Exercise: Go through the records and filter out every line lacking the word "value"; copy the lines that remain.
:: Record excerpts
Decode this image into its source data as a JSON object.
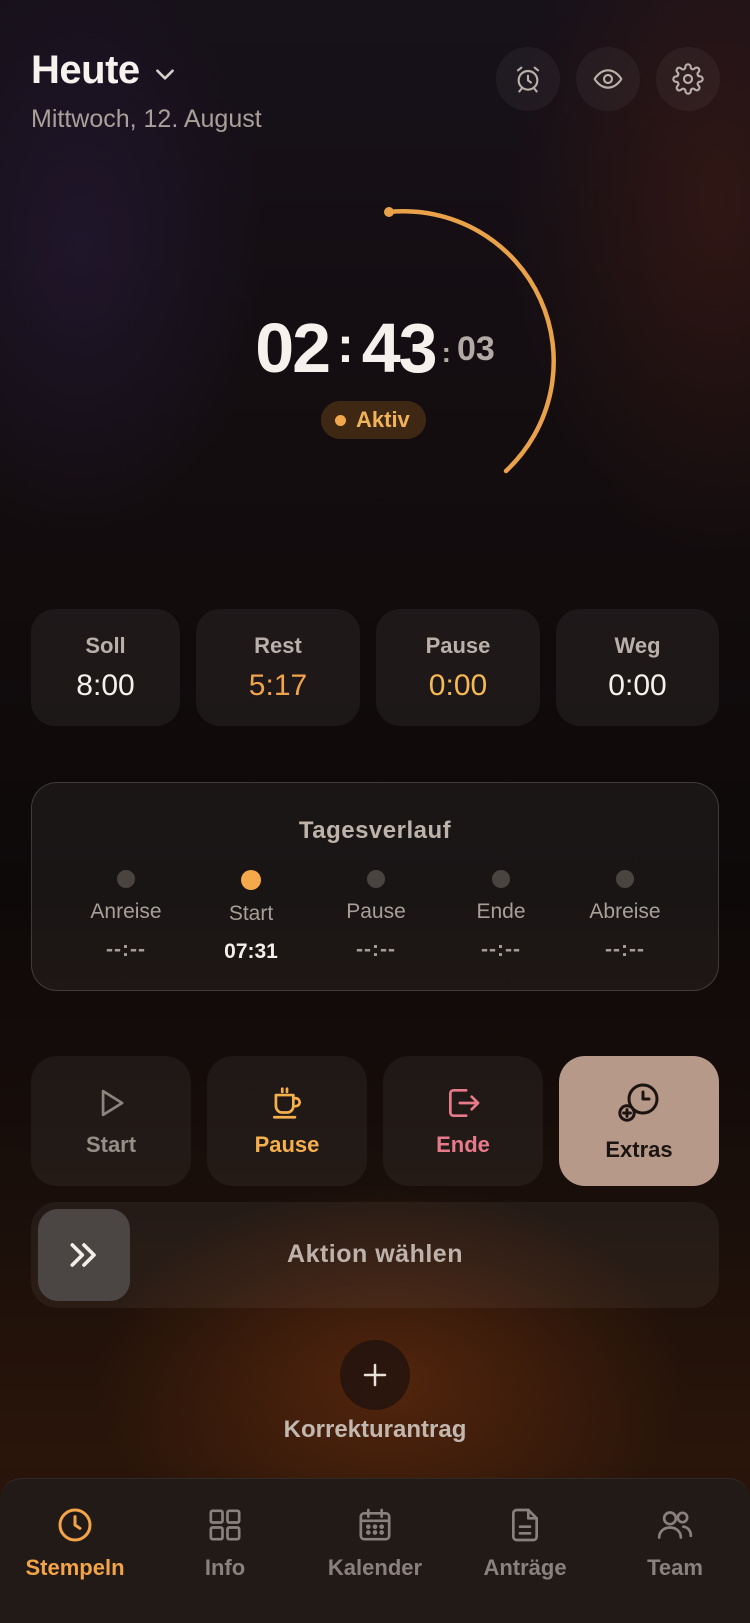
{
  "header": {
    "title": "Heute",
    "date": "Mittwoch, 12. August",
    "icons": [
      "alarm-icon",
      "eye-icon",
      "gear-icon"
    ]
  },
  "timer": {
    "hours": "02",
    "minutes": "43",
    "seconds": "03",
    "status": "Aktiv",
    "accent": "#f2a34c"
  },
  "stats": [
    {
      "label": "Soll",
      "value": "8:00"
    },
    {
      "label": "Rest",
      "value": "5:17"
    },
    {
      "label": "Pause",
      "value": "0:00"
    },
    {
      "label": "Weg",
      "value": "0:00"
    }
  ],
  "timeline": {
    "title": "Tagesverlauf",
    "steps": [
      {
        "label": "Anreise",
        "time": "--:--"
      },
      {
        "label": "Start",
        "time": "07:31"
      },
      {
        "label": "Pause",
        "time": "--:--"
      },
      {
        "label": "Ende",
        "time": "--:--"
      },
      {
        "label": "Abreise",
        "time": "--:--"
      }
    ]
  },
  "actions": {
    "start": "Start",
    "pause": "Pause",
    "ende": "Ende",
    "extras": "Extras"
  },
  "slider": {
    "label": "Aktion wählen"
  },
  "correction": {
    "label": "Korrekturantrag"
  },
  "nav": {
    "items": [
      {
        "label": "Stempeln",
        "icon": "clock-icon"
      },
      {
        "label": "Info",
        "icon": "grid-icon"
      },
      {
        "label": "Kalender",
        "icon": "calendar-icon"
      },
      {
        "label": "Anträge",
        "icon": "document-icon"
      },
      {
        "label": "Team",
        "icon": "team-icon"
      }
    ],
    "active": "Stempeln"
  }
}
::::
Written answer:
      "value": "8:00"
      "value": "5:17"
      "value": "0:00"
      "value": "0:00"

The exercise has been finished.